"That suggests the changes aren't sufficient," Alex Neve, head of Amnesty International Canada, said in an interview Monday. "On the information that has come out, Amnesty International's position and I think most Canadians' position still is that it is unacceptable that a Taser was used in these circumstances."

The B.C. Crown said Friday that the officers' actions, while they contributed to Dziekanski's death, were reasonable.

At a news conference shortly after, RCMP officials again defended their use of Tasers and noted several policy changes in the past year, including:

-Restricting Taser use to incidents involving threats to officer or public safety.

-Annual re-certification for officers carrying Tasers.

-Testing of the Mounties' Taser arsenal.

-More detailed use-of-force reporting.

But when asked whether any of those changes would have changed what happened to Dziekanski had they been in place 14 months ago, an RCMP use-of-force expert replied simply, "No."

Dziekanski was shocked with the Taser five times in the brief encounter with police.

Neve said there must be a better understanding of the effects of multiple shocks and in what circumstances the so-called conducted energy weapons should be used. He said "threats to officers" is too vague a term, and said instead that Tasers should only be used when the only other alternative is lethal force.

"Is it really such a low threshold that someone holding a stapler is considered to pose a significant threat to the safety of four RCMP officers?" he said, referring to the fact that Dziekanski picked up a stapler seconds before he was shocked.

"We need more than a blithe assertion."

No one from the RCMP was available to comment.

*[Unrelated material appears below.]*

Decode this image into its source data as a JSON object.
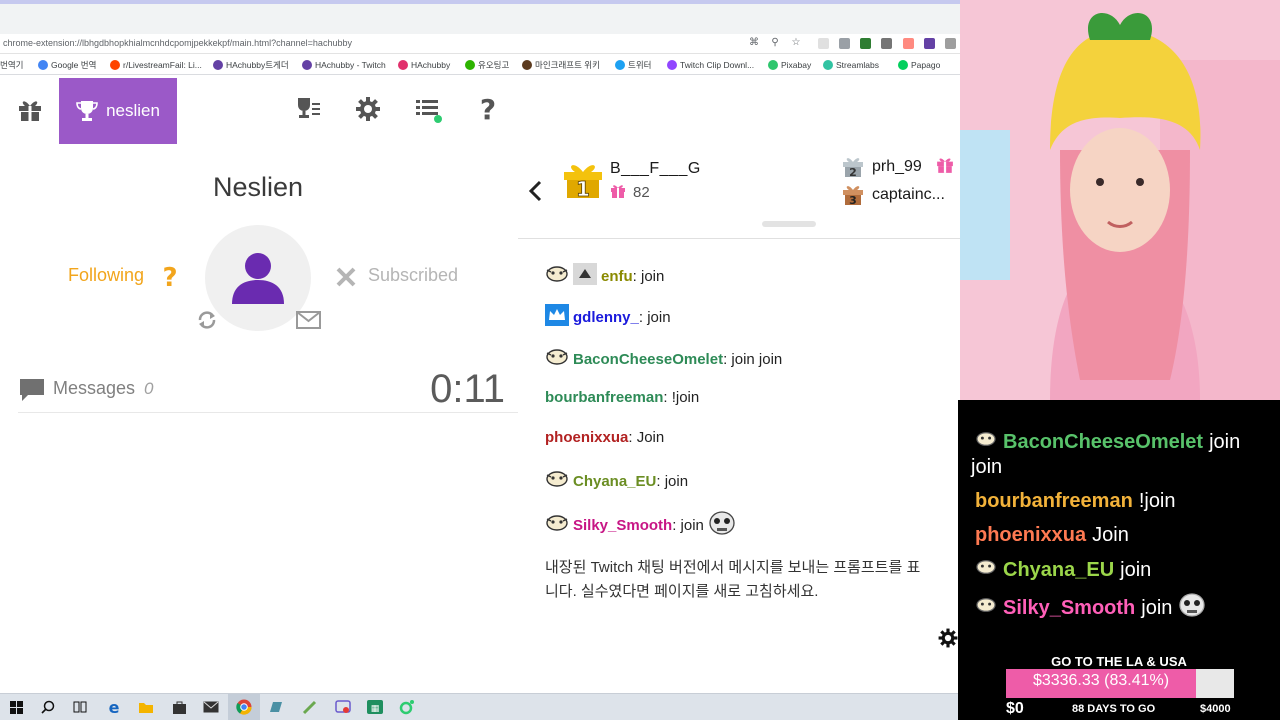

The Crown's decision drew swift condemnation from critics of Taser use, the Polish government and Dziekanski's mother, Zophia Cisowski. Cisowski said she was angry about the decision, particularly the suggestion that her son was an alcoholic, and she said she was considering a potential lawsuit against the RCMP.

The Polish embassy in Ottawa released a scathing statement saying Dziekanski's death was either the result of "mistakes made by people or with faulty procedures" - and called for further policy changes, particularly when it comes to multiple shocks.

The force has faced intense scrutiny in the year since Dziekanski died - both from the public and several formal investigations - and the Crown's decision is likely to do little to quiet the debate.

There has already been several reports into Taser use, including one by the head of the Commission for Complaints Against the RCMP, Paul Kennedy. Kennedy called for tighter controls on the electronic weapons, and said officers should get immediate medical attention for people they shock.

And the first part of a public inquiry in B.C. - looking at Taser use in general - wrapped up earlier this year, with a report by retired B.C. judge Thomas Braidwood due out soon.

Braidwood said he'll be making recommendations to the provincial government, not the RCMP, but he hopes the force will be listening. "If you can think of it, we've covered it, that's why it took us so long," Braidwood said in an interview. "Those recommendations will go to the RCMP and I'm sure they will consider them. And likewise, there's a contract between the provincial government and the RCMP, and perhaps it will have an impact on that, too."

The decision on charges means the second phase of the inquiry, which will examine Dziekanski's death, can go ahead with the Mounties' participation.

Last week's announcement also clears the way for a separate investigation by the RCMP's complaints commission. "And of course, we're not immune to everything that's out there, so we're seeing what's going on with Braidwood and the like," said Nelson Kalil of the complaints commission. "Now that (charges) aren't going to happen, we'll be pursuing ours as vigorously as possible."

Other investigations still to come include a coroner's inquest and a review by a member of the Ontario Provincial Police.

1 comment:

Anonymous said...

BECAUSE He dont listen to Law Enforcement what told him to do he fail. Law Enforcement have to use taser on him ... sorry !